The CBI team is apologetic about the slowness, but I learn the wind is fickle out here on the Charles. All the buildings along the shore make it unpredictable even by New England weather standards, and boaters are often confronted with still, dead air one minute, then quick-moving gusts the next. That’s in part what makes CBI’s territory, a chunk of the Charles River Basin between the Longfellow and Harvard bridges that Peirson describes as a “pond,” so valuable as a training ground for new sailors.
Plus, because all of CBI’s territory is visible from its dock, staff is able to keep a close eye on every boat all at once. In case someone capsizes, Peirson says a motorboat can come to the rescue in two minutes or less (Landlubbers are apparently always calling 911 whenever they see someone tip over, but he assures me the CBI team has it covered).
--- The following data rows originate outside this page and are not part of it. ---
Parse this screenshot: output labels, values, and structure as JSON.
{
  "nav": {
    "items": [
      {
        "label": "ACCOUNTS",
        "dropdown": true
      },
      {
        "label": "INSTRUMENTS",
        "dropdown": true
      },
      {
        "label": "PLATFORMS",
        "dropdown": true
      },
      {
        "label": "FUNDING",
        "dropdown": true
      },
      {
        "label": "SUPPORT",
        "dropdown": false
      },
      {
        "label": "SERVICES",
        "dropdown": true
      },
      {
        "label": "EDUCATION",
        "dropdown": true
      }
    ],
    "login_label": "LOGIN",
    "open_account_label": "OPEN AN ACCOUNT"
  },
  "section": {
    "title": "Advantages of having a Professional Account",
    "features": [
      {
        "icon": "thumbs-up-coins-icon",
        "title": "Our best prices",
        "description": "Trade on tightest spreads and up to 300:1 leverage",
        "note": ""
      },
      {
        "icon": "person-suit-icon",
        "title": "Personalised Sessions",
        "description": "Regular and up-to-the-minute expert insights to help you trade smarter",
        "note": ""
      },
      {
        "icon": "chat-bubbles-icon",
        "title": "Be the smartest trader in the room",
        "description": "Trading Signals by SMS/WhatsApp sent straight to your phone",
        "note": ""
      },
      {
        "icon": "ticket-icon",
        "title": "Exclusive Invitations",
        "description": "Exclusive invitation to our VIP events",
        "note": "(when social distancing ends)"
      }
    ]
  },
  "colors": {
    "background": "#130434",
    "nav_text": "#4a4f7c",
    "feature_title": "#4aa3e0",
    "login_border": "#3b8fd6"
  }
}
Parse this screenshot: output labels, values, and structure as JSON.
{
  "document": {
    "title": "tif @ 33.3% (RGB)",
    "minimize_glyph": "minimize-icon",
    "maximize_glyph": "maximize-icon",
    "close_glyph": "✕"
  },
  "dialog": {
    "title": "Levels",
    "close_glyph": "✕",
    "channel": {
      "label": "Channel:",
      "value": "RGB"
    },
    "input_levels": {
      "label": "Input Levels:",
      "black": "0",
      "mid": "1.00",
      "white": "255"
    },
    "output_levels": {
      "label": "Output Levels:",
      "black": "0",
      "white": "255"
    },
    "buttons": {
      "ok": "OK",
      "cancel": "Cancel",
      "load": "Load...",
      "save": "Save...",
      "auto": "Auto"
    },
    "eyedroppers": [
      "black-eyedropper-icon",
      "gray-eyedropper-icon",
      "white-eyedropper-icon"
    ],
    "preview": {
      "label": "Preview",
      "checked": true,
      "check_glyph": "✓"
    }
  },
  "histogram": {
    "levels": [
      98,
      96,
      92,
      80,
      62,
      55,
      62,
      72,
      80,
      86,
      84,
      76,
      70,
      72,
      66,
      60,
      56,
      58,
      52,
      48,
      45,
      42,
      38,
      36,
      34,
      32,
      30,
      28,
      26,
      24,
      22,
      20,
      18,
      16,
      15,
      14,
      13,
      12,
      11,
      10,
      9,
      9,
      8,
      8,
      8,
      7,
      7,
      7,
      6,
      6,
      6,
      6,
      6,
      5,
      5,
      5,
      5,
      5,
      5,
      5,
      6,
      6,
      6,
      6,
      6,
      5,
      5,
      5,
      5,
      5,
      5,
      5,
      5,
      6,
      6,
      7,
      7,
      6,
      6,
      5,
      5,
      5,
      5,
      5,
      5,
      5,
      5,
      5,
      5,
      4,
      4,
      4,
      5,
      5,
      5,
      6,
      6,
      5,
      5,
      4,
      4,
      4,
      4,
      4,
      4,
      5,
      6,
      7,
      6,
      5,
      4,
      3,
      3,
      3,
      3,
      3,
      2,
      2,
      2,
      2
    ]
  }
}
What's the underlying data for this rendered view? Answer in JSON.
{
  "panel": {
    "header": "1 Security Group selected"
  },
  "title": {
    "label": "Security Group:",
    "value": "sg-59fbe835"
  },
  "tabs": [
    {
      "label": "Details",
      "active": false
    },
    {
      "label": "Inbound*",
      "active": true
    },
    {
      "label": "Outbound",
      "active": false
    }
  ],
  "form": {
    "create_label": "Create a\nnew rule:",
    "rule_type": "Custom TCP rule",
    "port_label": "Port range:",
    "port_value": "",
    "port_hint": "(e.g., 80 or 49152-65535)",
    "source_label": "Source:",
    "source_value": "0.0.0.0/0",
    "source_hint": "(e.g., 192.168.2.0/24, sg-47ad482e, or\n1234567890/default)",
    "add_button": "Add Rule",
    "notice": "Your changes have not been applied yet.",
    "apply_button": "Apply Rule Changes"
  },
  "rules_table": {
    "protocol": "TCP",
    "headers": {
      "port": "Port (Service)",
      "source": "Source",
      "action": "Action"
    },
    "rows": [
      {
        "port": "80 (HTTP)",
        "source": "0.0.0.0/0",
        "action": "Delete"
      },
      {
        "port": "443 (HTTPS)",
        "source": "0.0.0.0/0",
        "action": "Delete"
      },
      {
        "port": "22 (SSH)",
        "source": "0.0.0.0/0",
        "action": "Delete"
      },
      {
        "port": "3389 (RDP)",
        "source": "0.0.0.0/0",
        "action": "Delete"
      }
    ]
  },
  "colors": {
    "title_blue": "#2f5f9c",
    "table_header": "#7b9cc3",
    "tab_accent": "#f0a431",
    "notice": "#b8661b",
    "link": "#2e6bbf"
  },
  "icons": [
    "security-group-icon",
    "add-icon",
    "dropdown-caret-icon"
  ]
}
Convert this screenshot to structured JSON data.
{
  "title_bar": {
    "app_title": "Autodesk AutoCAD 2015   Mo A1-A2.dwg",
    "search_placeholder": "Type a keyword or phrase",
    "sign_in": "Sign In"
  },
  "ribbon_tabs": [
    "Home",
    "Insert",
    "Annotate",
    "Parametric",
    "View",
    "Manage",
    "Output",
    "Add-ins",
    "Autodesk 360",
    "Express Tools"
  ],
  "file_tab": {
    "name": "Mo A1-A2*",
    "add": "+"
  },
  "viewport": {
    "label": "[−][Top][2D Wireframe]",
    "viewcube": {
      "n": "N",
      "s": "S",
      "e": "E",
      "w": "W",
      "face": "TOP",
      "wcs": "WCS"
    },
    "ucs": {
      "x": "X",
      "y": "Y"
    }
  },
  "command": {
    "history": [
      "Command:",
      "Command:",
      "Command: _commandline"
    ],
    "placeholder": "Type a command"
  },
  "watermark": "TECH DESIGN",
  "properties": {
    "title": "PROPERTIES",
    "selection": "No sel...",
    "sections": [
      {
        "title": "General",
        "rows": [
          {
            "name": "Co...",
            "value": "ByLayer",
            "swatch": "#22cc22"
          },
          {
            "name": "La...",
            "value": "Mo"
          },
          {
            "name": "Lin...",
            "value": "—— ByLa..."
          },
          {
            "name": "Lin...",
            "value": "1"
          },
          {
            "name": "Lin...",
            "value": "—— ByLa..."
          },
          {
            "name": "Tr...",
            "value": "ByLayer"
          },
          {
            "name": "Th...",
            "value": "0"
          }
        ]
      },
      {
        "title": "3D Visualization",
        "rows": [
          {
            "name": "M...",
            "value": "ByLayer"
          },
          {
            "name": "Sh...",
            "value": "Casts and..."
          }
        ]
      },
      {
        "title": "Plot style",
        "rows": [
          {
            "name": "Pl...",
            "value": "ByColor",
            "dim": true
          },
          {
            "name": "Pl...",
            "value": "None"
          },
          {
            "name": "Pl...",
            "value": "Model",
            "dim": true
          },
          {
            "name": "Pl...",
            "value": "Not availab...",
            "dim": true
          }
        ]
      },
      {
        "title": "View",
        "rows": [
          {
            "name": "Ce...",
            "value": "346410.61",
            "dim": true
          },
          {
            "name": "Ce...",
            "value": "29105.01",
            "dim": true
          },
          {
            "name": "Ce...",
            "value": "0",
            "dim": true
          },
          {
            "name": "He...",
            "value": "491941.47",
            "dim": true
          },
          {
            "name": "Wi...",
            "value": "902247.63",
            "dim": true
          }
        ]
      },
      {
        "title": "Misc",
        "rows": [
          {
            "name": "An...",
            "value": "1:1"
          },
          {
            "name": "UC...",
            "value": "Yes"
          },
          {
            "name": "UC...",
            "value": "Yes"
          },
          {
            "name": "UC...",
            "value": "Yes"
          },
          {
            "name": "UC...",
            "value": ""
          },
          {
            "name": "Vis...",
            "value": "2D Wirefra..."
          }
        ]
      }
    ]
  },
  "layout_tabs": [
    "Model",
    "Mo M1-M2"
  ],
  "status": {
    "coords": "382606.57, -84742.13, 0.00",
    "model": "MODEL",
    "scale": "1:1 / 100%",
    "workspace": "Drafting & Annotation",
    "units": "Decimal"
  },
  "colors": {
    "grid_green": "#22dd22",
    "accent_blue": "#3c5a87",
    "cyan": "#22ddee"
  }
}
I’m told to pause and try to feel what little wind there is brushing against my neck, or to look for the areas of the river where the surface has been agitated as the little scraps of breeze make themselves known. Peirson tells me to point the tiller toward the direction of the Citgo sign. He readjusts the jib and we creep toward these patches, and soon the wind has finally picked up, yanking us forward.
Even if we aren’t making that much progress right now, the experience is fascinating. Most people never think about where the wind is slightly faster, and doing so feels like interacting with nature in a completely new and foreign way. I’m struck by the sense that everyone should get the chance to see how that feels if they want to, and that without CBI a lot fewer people would.
Back in the mid-1930s, when a sailing-obsessed Brahmin named Joe Lee got the idea to start training disadvantaged Boston kids to both build and operate makeshift sailboats, Boston’s elite were not impressed. “He was literally taking kids off the sidewalks of the West End, and they built these boats that were pretty funny, and took them sailing,” says Charlie Zechel, who’s been executive director of the club for two decades.
“At the time this was seen as the purview of Harvard and MIT men, and Beacon Hill yachts, and it wasn’t for little first-generation immigrant kids.” After a drawn-out battle with local officials over the fate of his quirky, subversive program, and many summers operating without authorization in the Charles, the “Lee Boys” finally went legit ten years later, and incorporated as Community Boating, Inc. in 1946.
Today, the program is the largest and longest-running in the U.S. Similar boating centers across the country have followed in Lee’s footsteps over the years, many of which use the “community boating” name, or use CBI’s sailing curriculum, which it posts online for free.
“CBI is a real hallmark of transformation in the sport,” Zechel tells me, as we glide past clusters of young boaters idling on the calm waters, and a pair of kids tossing a football back and forth atop paddle boards. “There are now hundreds of community sailing programs and they all have similar purposes: to make it so it’s not the sport of millionaires and yacht clubs.”
The inclusiveness of the place means a community has sprung up here, of both kids and adults. I’m told people make lifelong friends spending the warmer months hanging out on the dock. A handful of marriages originated at CBI, and young seafaring singles have a nickname for the club: Community Dating.
For newcomers, it’s sort of shocking how easy it is to get started with the sport. CBI swears adult sailors can be properly trained, and out piloting a sailboat on their own, in just one day. If you showed up for lessons on a Friday afternoon, you could be enjoying twilight on the Charles by that very evening. A month of sailing starts at $99, but a potential member concerned about the price can get in for free, with very few questions asked.
Back on the dock, interview over, Zechel gives me one last pitch. Would I come back, maybe off the clock, and give sailing a try for real? Maybe I will. Maybe, or even especially, if you’ve ever thought sailing was something other people do, you should too.